**Aim of the task**
Please state how many lines in the records below contain the word "what", giving only the number.

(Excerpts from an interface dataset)

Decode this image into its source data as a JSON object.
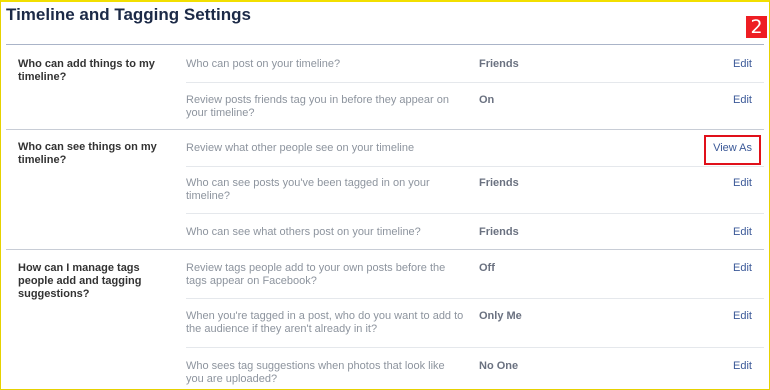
{
  "header": {
    "title": "Timeline and Tagging Settings",
    "step_number": "2"
  },
  "sections": [
    {
      "label": "Who can add things to my timeline?",
      "rows": [
        {
          "description": "Who can post on your timeline?",
          "value": "Friends",
          "action": "Edit"
        },
        {
          "description": "Review posts friends tag you in before they appear on your timeline?",
          "value": "On",
          "action": "Edit"
        }
      ]
    },
    {
      "label": "Who can see things on my timeline?",
      "rows": [
        {
          "description": "Review what other people see on your timeline",
          "value": "",
          "action": "View As"
        },
        {
          "description": "Who can see posts you've been tagged in on your timeline?",
          "value": "Friends",
          "action": "Edit"
        },
        {
          "description": "Who can see what others post on your timeline?",
          "value": "Friends",
          "action": "Edit"
        }
      ]
    },
    {
      "label": "How can I manage tags people add and tagging suggestions?",
      "rows": [
        {
          "description": "Review tags people add to your own posts before the tags appear on Facebook?",
          "value": "Off",
          "action": "Edit"
        },
        {
          "description": "When you're tagged in a post, who do you want to add to the audience if they aren't already in it?",
          "value": "Only Me",
          "action": "Edit"
        },
        {
          "description": "Who sees tag suggestions when photos that look like you are uploaded?",
          "value": "No One",
          "action": "Edit"
        }
      ]
    }
  ],
  "colors": {
    "title": "#1c2a47",
    "link": "#3b5998",
    "badge": "#ee1d23",
    "highlight": "#e0101a",
    "frame": "#f2df00"
  }
}
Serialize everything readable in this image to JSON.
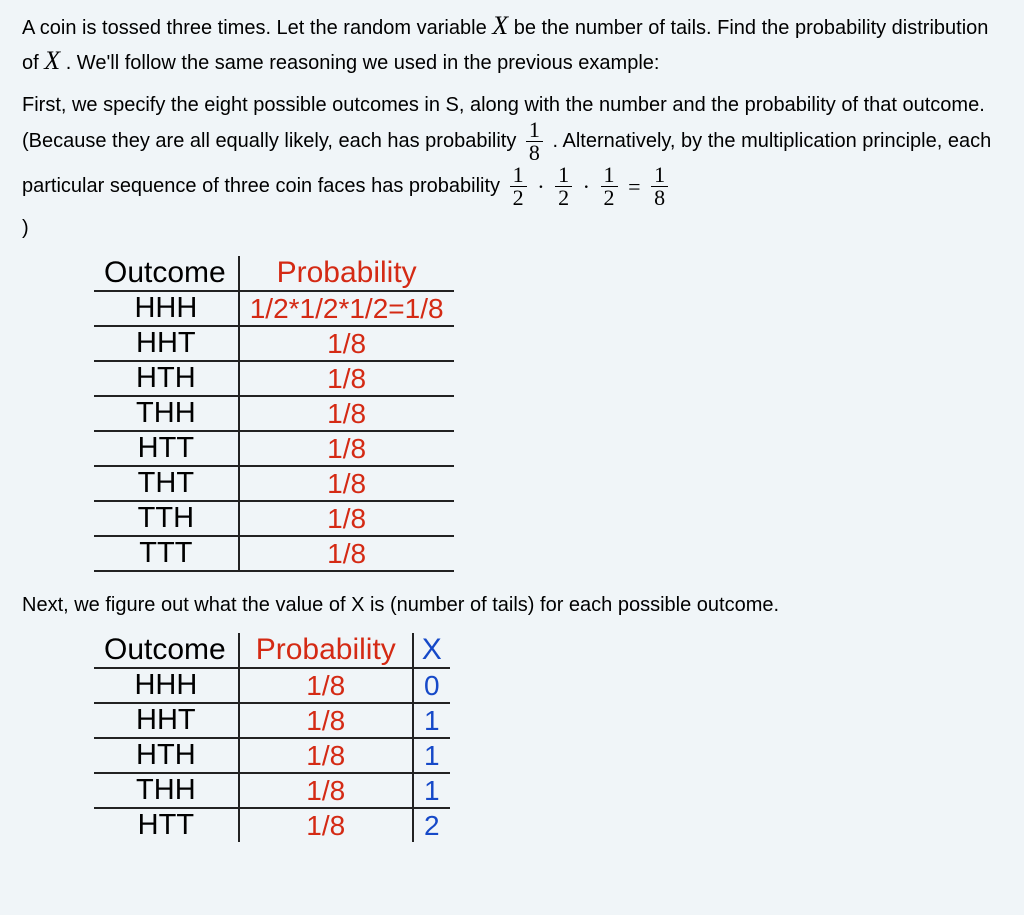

**Your response**
2